● WHAT NEEDS TO BE DONE
Could you output, word for word, only the lines from the line with "Enumerate this screenshot's" to the end of the entries, including both ends? Omit the pictures.

● TASK INPUTS
==========

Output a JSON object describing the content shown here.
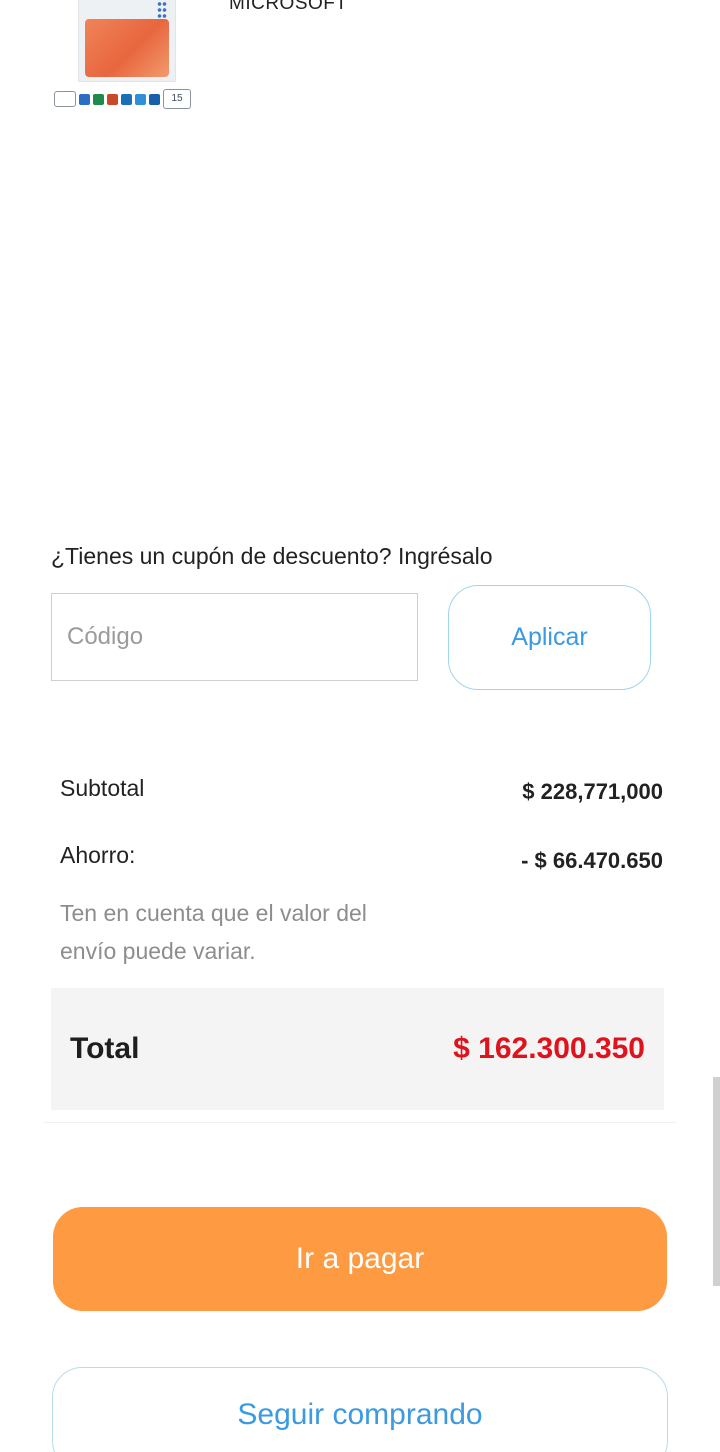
{
  "product": {
    "brand": "MICROSOFT",
    "box_badge": "15"
  },
  "coupon": {
    "prompt": "¿Tienes un cupón de descuento? Ingrésalo",
    "placeholder": "Código",
    "value": "",
    "apply_label": "Aplicar"
  },
  "summary": {
    "subtotal_label": "Subtotal",
    "subtotal_value": "$ 228,771,000",
    "savings_label": "Ahorro:",
    "savings_value": "- $ 66.470.650",
    "shipping_note": "Ten en cuenta que el valor del envío puede variar.",
    "total_label": "Total",
    "total_value": "$ 162.300.350"
  },
  "actions": {
    "pay_label": "Ir a pagar",
    "continue_label": "Seguir comprando"
  },
  "colors": {
    "accent_orange": "#fd9a42",
    "link_blue": "#3b9ae0",
    "total_red": "#e0121b",
    "total_bg": "#f4f4f4"
  }
}
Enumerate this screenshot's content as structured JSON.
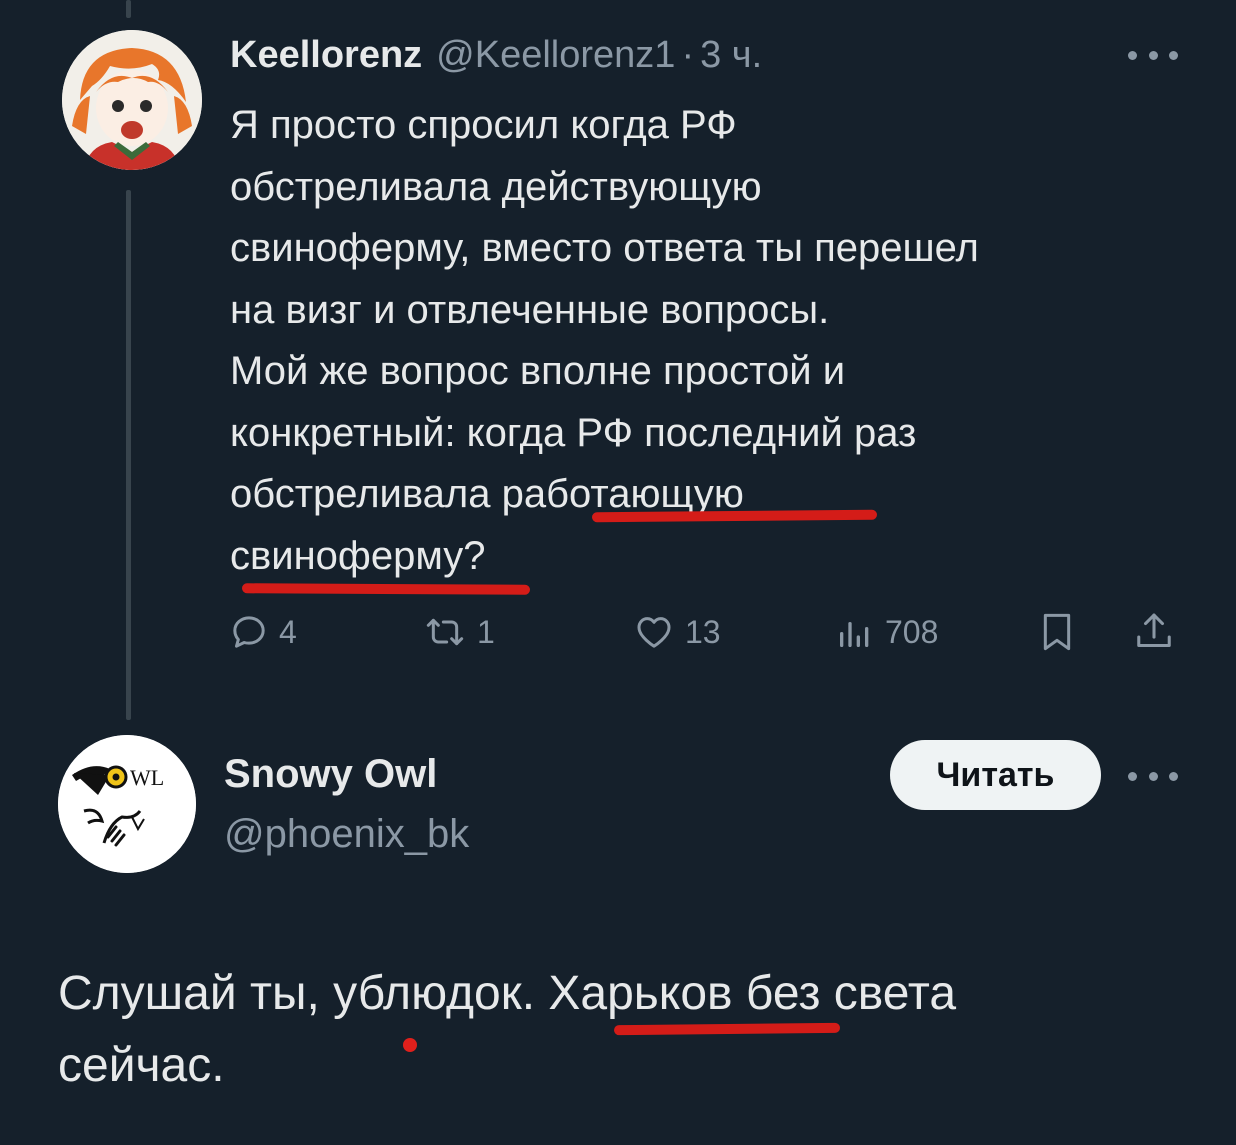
{
  "tweet": {
    "display_name": "Keellorenz",
    "handle": "@Keellorenz1",
    "separator": "·",
    "time": "3 ч.",
    "text_lines": [
      "Я просто спросил когда РФ",
      "обстреливала действующую",
      "свиноферму, вместо ответа ты перешел",
      "на визг и отвлеченные вопросы.",
      "Мой же вопрос вполне простой и",
      "конкретный: когда РФ последний раз",
      "обстреливала работающую",
      "свиноферму?"
    ],
    "avatar_icon": "anime-avatar-icon",
    "stats": {
      "replies": "4",
      "reposts": "1",
      "likes": "13",
      "views": "708"
    }
  },
  "reply": {
    "display_name": "Snowy Owl",
    "handle": "@phoenix_bk",
    "follow_label": "Читать",
    "avatar_icon": "owl-logo-icon",
    "avatar_logo_text": "WL",
    "text_lines": [
      "Слушай ты, ублюдок. Харьков без света",
      "сейчас."
    ]
  },
  "colors": {
    "background": "#15202b",
    "text": "#e7e9ea",
    "muted": "#8b98a5",
    "annotation_red": "#d41c18",
    "follow_button_bg": "#eff3f4"
  }
}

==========

● OUTPUT
Enumerate this screenshot's content as structured JSON.
{
  "tweet": {
    "display_name": "Keellorenz",
    "handle": "@Keellorenz1",
    "separator": "·",
    "time": "3 ч.",
    "text_lines": [
      "Я просто спросил когда РФ",
      "обстреливала действующую",
      "свиноферму, вместо ответа ты перешел",
      "на визг и отвлеченные вопросы.",
      "Мой же вопрос вполне простой и",
      "конкретный: когда РФ последний раз",
      "обстреливала работающую",
      "свиноферму?"
    ],
    "avatar_icon": "anime-avatar-icon",
    "stats": {
      "replies": "4",
      "reposts": "1",
      "likes": "13",
      "views": "708"
    }
  },
  "reply": {
    "display_name": "Snowy Owl",
    "handle": "@phoenix_bk",
    "follow_label": "Читать",
    "avatar_icon": "owl-logo-icon",
    "avatar_logo_text": "WL",
    "text_lines": [
      "Слушай ты, ублюдок. Харьков без света",
      "сейчас."
    ]
  },
  "colors": {
    "background": "#15202b",
    "text": "#e7e9ea",
    "muted": "#8b98a5",
    "annotation_red": "#d41c18",
    "follow_button_bg": "#eff3f4"
  }
}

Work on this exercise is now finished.